In concordance with a previous report [Yang et al., 2012], major differences were observed at the bacterial taxon/cluster level between the caries group and the control cohort, indicating that dental caries is associated with an alteration of the bacterial profile of saliva distinct from that of oral health in quantitative rather than qualitative terms. Interestingly, S. moorei, S. parasanguinis and S. salivarius have previously been found to be associated with orthodontically induced white spot lesions [Torlakovic et al., 2012]. Furthermore, F. periodontium has been identified to be more associated with oral health than with dental caries [Torlakovic et al., 2012], which is in accordance with this study. S. mutans and Lactobacillus species have traditionally been associated with dental caries, but in concert with earlier studies [Luo et al., 2012; Yang et al., 2012], these bacteria were found only sporadically in the groups studied here, supporting the assumption that saliva is not a reservoir for these putative caries pathogens and that their role in the caries process may have been overestimated.

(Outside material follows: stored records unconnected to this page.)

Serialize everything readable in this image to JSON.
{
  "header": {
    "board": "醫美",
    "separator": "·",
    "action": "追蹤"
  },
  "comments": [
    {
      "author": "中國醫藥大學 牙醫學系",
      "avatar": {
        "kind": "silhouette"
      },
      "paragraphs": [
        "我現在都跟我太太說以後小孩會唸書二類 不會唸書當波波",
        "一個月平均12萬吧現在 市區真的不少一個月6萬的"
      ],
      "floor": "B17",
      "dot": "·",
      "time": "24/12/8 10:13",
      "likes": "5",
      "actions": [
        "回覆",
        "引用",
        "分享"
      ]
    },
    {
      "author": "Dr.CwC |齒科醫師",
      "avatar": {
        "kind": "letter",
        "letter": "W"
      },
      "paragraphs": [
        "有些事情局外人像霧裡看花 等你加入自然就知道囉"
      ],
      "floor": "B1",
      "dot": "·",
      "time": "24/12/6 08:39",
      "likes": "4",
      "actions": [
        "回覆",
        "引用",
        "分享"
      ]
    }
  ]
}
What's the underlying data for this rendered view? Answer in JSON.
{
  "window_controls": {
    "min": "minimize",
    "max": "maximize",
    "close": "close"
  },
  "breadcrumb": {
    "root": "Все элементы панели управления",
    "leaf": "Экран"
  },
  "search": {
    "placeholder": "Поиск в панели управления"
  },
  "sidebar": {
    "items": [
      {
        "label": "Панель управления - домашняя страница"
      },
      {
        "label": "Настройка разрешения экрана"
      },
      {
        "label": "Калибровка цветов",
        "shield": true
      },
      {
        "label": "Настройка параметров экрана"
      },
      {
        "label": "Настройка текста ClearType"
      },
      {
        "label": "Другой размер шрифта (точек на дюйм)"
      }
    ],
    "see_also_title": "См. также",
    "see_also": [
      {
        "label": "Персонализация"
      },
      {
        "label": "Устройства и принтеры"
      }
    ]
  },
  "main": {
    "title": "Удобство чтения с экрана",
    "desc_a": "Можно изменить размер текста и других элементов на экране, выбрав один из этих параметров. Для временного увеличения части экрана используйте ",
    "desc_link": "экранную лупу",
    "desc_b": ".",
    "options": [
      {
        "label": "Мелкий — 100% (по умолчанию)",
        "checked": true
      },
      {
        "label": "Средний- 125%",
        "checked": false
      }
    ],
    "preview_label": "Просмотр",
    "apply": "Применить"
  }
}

In conclusion, within the limitations of this study, our findings suggest that presence of manifest untreated caries is associated with reduced diversity and an altered bacterial community profile in saliva. Our data support the view that ecological stress-induced changes of the commensal bacterial communities are involved in the caries process. Population-based longitudinal studies are however required to reveal whether screening of bacterial profiles in saliva can be used as an early biomarker and predictor of future caries development.
The authors wish to thank National Institute of Public Health, University of Southern Denmark, Copenhagen, Denmark for constructing DANHES, Dr. Thorkild I.A. Sørensen for his valuable epidemiologic advice in choosing the study design, Dr. Mogens Kilian for his help in interpreting microbiological data, and Sean Cotton, Alexis Kokaras and Christina Murphy for laboratory assistance.
This study was supported by external financial support by: the Danish Dental Association, the Danish Foundation for Mutual Efforts in Dental Care, TrygFonden, the Health Insurance Foundation and the Simon Spies Foundation. The funders had no role in study design, data collection and analysis, decision to publish or preparation of the manuscript.
The authors have no conflicts of interest to declare.